The idea of the “Rich User Experience” is one that typically accompanies Web 2.0. The term refers toÂ all the Ajax apps with a richer interaction in the browser but also in general the claim that with Web 2.0 and social networking sites users finally have a rich experience. In theÂ Midnight project based on Google Maps the rich user experience is hiding the real user experience. In theÂ Gravity project navigating is done by scrolling providing a more rich interactive experience to scrolling.
The research not only about aesthetics but also about what the user could be and how to change it. One example of such a project isÂ Trailblazers:
This is a project by Theo Seemann, a student of Russian online art pioneer Olia Lialina at the Merz Akademie in Stuttgart. Seemann created Trail Blazers as a surfing match in which the winner is the person who can find the shortest path between two sites, with only a mouse to navigate. The player has no keyboard and cannot use a search engine. The game is played with a slightly modified browser that registers every click. Besides being a lot of fun the project seems like a declaration of war on the search engine. It is a return to the feel of the early Web, in which navigation largely depended on links. In this sense it is also a return to the truly social web. In a time when the search engine, and this is usually Google, increasingly guesses the pathway (‘did you mean?’), link surfing is the digital equivalent of the six degrees of separation. (Josephine Bosma on Neural.it)
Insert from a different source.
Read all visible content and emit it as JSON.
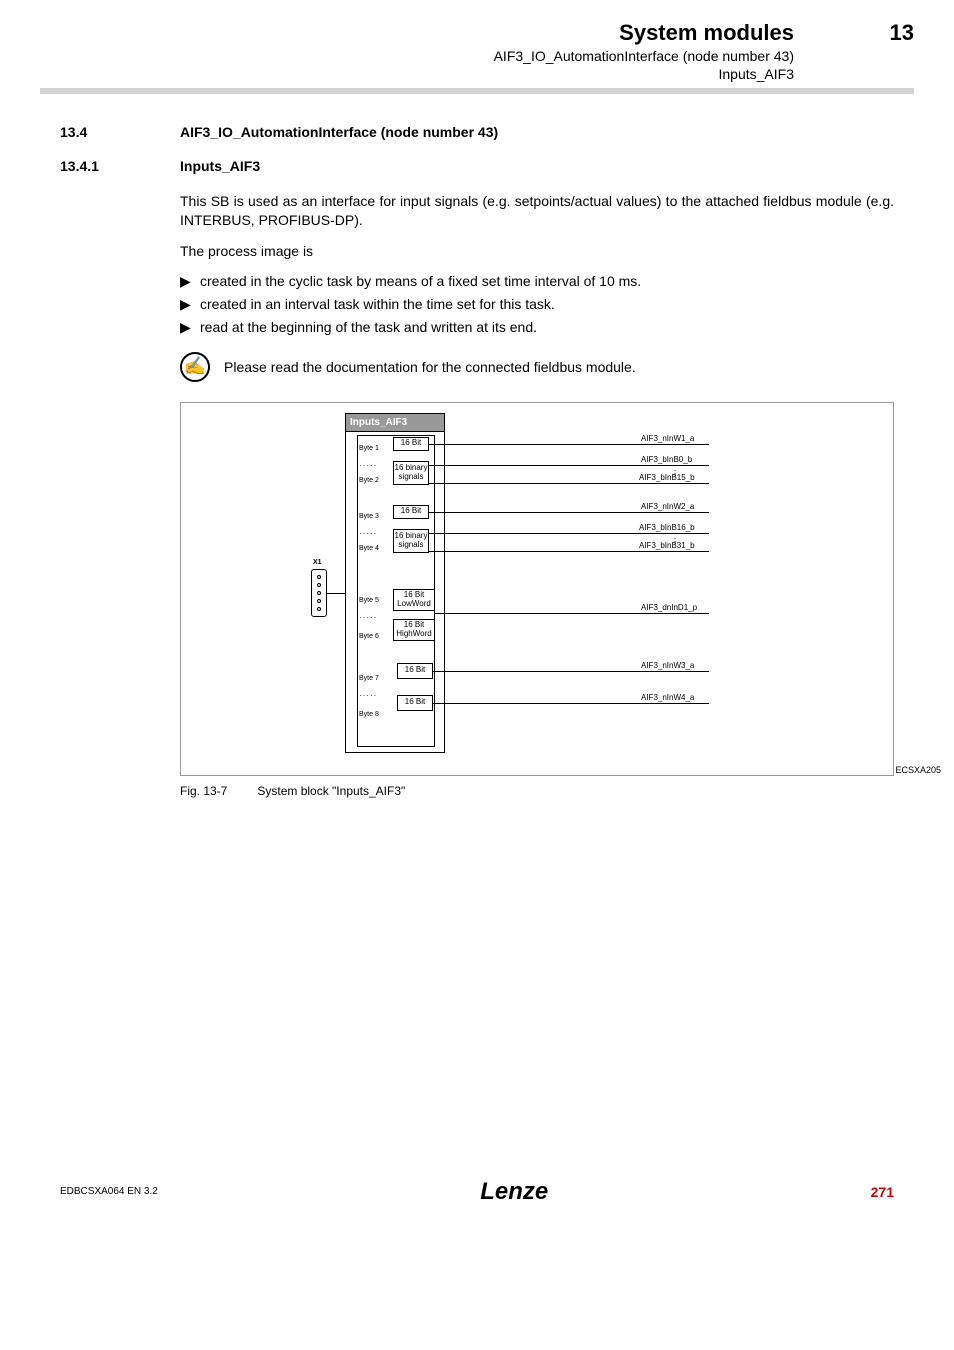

The project is based on the Memex from Vannevar Bush where he describes the (professional) users of the system as trail blazers: “‘There is a new profession of trail blazers, those who find delight in the task of establishing useful trails through the enormous mass of the common record.'” (Bush, 1945) Lialina shares that the most difficult part of the Trailblazers projects wasÂ how to get out of walled gardens like Facebook.
Related projects and writings by Olia Lialina
- Â Dragan Espenschied and Olia Lialina, Digital Folklore: To Computer Users, with Love and Respect (Merz Akademie, 2009).Â [↩]
- “Person who doesn’t know about computers but is going to use the system. Naive user systems are those set up to make things easy and clear for such peopleâ€œ. Ted Nelson: “The Most important computer terms for the 70’s”, in Dream Machines, Tempus Books, 1987, p.9 [↩]